This trip proved to me that I did make the right choice many years ago when I decided to quit my office job and work for myself. I made the jump because I wanted the freedom to make my own schedule, to decide how long I could travel and when and I wanted the flexibility to be a present mom. It was actually amazing to be in New Zealand thinking so this is it, this is what we’ve been planning, envisioning and working so hard for. It was an incredible feeling as a woman and mother to see the dream and desire for the life and lifestyle I had for my family actually happen. It was all the validation I think we’ll ever need that we are doing something right.
What tips would you give to someone fearful of doing something out of their comfort zone? What would you tell them to encourage them to pursue something they believe is too far off the beaten path?
I think as humans we are all naturally afraid of the unknown and stepping outside of our comfort zone, but when we do face that fear and do something different, I would say nine times out of ten we grow in new and different ways than we normally would. We become more interesting humans, we develop more empathy for the world around us, we prove to ourselves just how expansive, capable and strong we actually are!
I would say if you are feeling fearful of trying something that is a bit off the beaten path, remind yourself of the one thing you did that scared you the most and then remind yourself just how brave you really are and perhaps how brave you feel. We get out of the practice of doing things outside of our comfort zone because of the routine activities that fill our days, but I believe doing new things that push the comfort zone is like exercising a muscle. If you never use that muscle you learn how to live without it, but just think of all the potential that muscle has and how it could benefit you.

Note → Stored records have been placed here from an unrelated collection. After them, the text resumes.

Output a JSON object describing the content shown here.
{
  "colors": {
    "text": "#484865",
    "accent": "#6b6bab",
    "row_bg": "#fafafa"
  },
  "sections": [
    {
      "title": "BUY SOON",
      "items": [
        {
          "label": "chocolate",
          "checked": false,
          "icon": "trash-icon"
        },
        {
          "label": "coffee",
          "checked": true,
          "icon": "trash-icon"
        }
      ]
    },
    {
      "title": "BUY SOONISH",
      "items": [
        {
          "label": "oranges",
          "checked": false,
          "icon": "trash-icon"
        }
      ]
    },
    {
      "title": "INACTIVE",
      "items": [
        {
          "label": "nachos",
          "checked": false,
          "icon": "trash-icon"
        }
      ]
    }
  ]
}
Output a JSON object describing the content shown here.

Also, try something local that feels off the beaten path. Maybe it’s a hike you don’t think you are ready for. Prove to yourself you can do it, then keep doing smaller, close to home challenges and soon enough you will be surprising yourself with the crazy things you are getting into! Also remember that people all over the world are doing amazing, incredible, superhuman things and having new and different experiences constantly. Remind yourself this to start to normalize travel and what is different. Watch YouTube videos of people doing the things you wish you were doing, read books, articles, and stories and get inspired by their drive and remind yourself that they are human just like you. Surround yourself with people that do things you wish you were doing. Use the people who inspire you as motivation to push your own boundaries. You can literally do anything you want it’s just a matter of determination and perspective.

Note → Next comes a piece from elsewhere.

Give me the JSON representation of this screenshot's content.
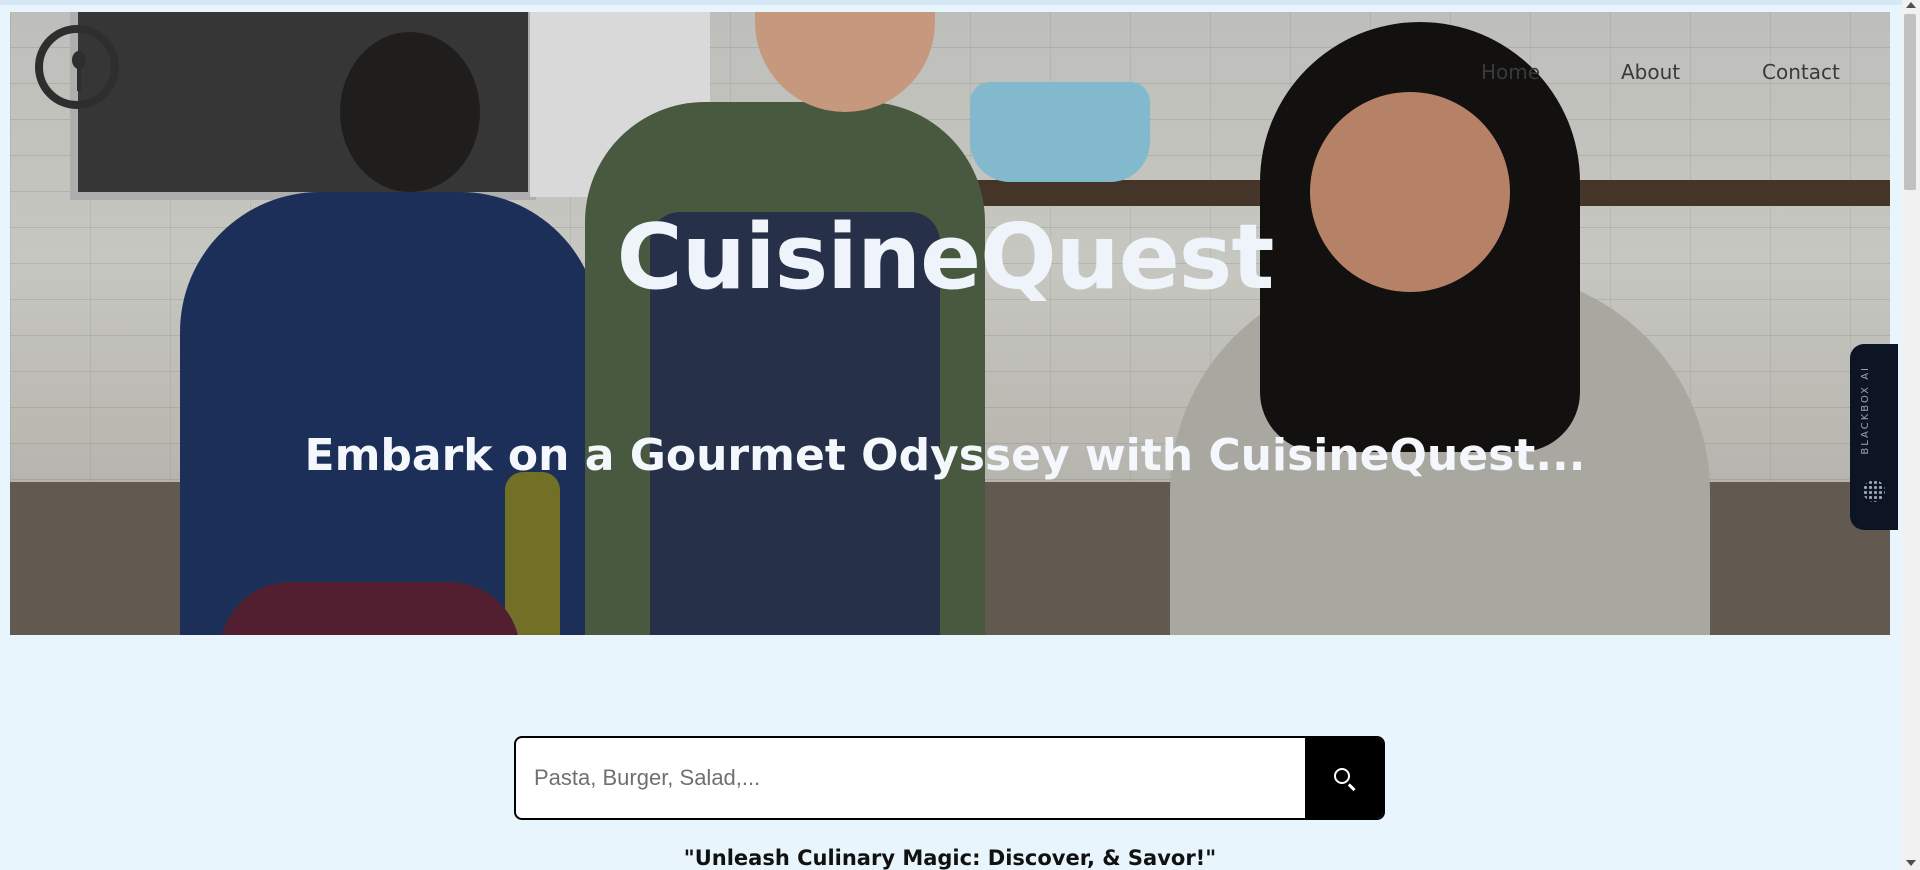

Lastly, know that heading out into the world is challenging. If you accept that fact before you even take off, you are already on your way to enjoying the difficult moments and taking them in stride rather than letting them get in your way. So go out in the world; explore, see and be immerse yourself in the unknown. If you don’t come back with some major or life-threatening disease, I bet you will get the travel bug and be planning your next adventure on your flight home.
A huge thank you to Anelise for sharing tips and about their adventures to New Zealand as a family of three.